Harvard Business School professor Teresa Amabile and independent researcher Steven Kramer collected almost twelve thousand electronic diary entries from 238 employees in seven different companies to find out why employee engagement was in decline. They found that of all the factors that resulted in employee engagement, the most important was making progress in meaningful work. To create meaning for your employees, find out what matters to them, then create a work environment that reflects this information by showing a connection between employee tasks and organizational goals. You can also coach your managers to provide feedback and recognition that reflects individual knowledge, and empower your employees to share their ideas.
In The Carrot Principle, authors Adrian Gostick and Chester Elton discuss a study they did of more than 200,000 employees over a ten-year period. Their research showed that employees produced the best results when they received praise or accolades, yielding significantly better results than even money. To effectively recognize your own employees, measure them clearly and objectively, and provide them with daily feedback. Monitor your performance data, and reward the top performing reps by recognizing them in person, on a leaderboard, or in a company wide email blast.
Autonomy and Choice
In 2006, Edward L. Deci and Richard M. Ryan conducted several studies to evaluate how subjects performed when they felt controlled as opposed to self-directed. They found that the group that was allowed to act based on their own opinions persisted significantly longer in a puzzle-solving activity than did those who were told how to solve the puzzle or pressured to solve it in a specific manner. Finding a way to let employees perform as individuals, while also monitoring them and overseeing company operations, can be a difficult balance to maintain. The best thing you can do is trust your employees, provide resources that guide behavior, and monitor for issues outside their day to day. Trust that the work you put into their training and their plans works, and keep an eye on their efforts.

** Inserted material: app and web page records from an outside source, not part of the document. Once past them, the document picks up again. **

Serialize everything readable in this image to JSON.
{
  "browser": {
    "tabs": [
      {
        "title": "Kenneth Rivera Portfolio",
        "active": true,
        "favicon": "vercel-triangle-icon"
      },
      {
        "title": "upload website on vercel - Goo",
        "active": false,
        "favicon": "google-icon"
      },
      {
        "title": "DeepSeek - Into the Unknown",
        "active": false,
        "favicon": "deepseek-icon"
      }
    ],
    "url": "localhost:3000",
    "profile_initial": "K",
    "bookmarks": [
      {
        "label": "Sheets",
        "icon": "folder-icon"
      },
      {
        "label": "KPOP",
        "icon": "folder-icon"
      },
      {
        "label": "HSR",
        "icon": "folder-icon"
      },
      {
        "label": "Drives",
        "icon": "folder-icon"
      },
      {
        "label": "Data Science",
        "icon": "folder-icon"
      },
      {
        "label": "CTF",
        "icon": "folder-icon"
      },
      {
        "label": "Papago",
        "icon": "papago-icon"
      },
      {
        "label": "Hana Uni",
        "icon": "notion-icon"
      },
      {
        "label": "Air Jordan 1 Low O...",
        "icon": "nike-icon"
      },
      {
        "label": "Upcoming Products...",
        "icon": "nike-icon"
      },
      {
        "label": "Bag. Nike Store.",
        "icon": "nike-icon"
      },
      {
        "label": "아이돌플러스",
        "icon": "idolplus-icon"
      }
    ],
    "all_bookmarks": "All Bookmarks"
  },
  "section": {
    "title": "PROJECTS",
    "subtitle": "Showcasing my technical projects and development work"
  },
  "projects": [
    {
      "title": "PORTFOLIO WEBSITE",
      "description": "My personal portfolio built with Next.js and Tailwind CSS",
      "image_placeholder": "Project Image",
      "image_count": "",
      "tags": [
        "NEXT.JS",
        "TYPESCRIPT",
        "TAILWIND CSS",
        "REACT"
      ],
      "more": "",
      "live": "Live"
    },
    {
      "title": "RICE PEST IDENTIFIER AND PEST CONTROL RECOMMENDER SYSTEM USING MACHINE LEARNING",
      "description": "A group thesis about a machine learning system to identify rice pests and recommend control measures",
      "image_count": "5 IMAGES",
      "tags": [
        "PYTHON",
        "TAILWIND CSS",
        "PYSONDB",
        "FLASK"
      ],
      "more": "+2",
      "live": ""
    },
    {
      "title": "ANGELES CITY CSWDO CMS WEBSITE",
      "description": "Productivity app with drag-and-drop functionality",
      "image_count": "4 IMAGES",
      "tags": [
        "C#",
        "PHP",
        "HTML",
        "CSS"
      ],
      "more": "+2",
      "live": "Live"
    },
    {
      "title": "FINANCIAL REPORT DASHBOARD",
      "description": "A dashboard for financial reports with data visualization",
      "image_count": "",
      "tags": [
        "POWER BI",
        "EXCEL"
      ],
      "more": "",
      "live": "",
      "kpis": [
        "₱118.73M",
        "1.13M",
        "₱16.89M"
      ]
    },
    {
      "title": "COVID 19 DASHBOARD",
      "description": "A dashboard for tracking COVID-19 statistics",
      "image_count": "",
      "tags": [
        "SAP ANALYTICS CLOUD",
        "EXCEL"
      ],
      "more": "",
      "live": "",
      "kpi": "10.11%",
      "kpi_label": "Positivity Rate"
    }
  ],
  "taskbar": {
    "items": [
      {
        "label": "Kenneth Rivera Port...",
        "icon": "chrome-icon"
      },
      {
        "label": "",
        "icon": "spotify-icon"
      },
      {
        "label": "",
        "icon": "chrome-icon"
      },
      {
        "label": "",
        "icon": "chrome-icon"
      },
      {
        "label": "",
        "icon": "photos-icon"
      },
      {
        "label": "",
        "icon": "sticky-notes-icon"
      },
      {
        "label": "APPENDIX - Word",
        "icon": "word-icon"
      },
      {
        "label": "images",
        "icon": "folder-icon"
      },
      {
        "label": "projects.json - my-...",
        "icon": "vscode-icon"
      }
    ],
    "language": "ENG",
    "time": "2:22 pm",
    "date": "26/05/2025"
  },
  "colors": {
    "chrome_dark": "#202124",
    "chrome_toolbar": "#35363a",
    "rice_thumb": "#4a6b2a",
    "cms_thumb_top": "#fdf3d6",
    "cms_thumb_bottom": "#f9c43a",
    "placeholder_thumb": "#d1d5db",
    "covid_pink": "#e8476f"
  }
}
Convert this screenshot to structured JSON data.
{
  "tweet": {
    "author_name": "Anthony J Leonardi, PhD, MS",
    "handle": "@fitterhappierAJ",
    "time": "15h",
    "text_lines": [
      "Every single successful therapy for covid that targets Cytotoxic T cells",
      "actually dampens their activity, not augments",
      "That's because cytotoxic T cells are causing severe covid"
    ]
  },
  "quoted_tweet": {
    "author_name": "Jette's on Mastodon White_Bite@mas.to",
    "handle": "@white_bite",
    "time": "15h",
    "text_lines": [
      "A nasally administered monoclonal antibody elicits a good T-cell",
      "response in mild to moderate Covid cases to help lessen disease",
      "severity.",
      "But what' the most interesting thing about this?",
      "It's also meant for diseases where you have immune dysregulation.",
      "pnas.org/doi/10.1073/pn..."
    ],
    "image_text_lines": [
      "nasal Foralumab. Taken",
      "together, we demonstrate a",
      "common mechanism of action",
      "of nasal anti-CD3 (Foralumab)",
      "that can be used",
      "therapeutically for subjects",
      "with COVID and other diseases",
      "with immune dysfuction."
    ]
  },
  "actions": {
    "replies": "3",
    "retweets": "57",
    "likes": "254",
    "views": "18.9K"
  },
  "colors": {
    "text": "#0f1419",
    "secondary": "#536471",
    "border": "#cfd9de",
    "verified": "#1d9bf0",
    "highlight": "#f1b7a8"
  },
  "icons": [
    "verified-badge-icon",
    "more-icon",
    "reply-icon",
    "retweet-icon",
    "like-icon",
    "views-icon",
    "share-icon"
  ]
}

This relates strongly to the previous point – employees not only desire autonomy, they want to have earned it with competence, and to continue to perform in such a way that justifies the continued trust you place in them. But in order to feel competent, employees need to be properly and intelligently trained, in programs that are sensible and well designed. The best strategy here is to conduct research into your organization to define the correct competencies, and compare that data to real performance metrics. Finding a correlation therein denotes a solid competency with which to work
Increased Responsibility and Growth
A study by the Hay Group showed that one reason employees quit is that they aren’t using their skills. Most people think long term about their careers, and they want to know that they are receiving the right training and coaching, followed up by the right challenges, to improve and progress through the ranks. It’s important for organizations to determine support gaps and then apply the right training and coaching to appropriately expand skills and give the employee the best chances of succeeding. To ensure that employees are always challenged with stretch goals, performance data should be carefully analyzed and incentive compensation plans adjusted. With the right approach, you can develop an atmosphere in which employees are constantly growing and learning.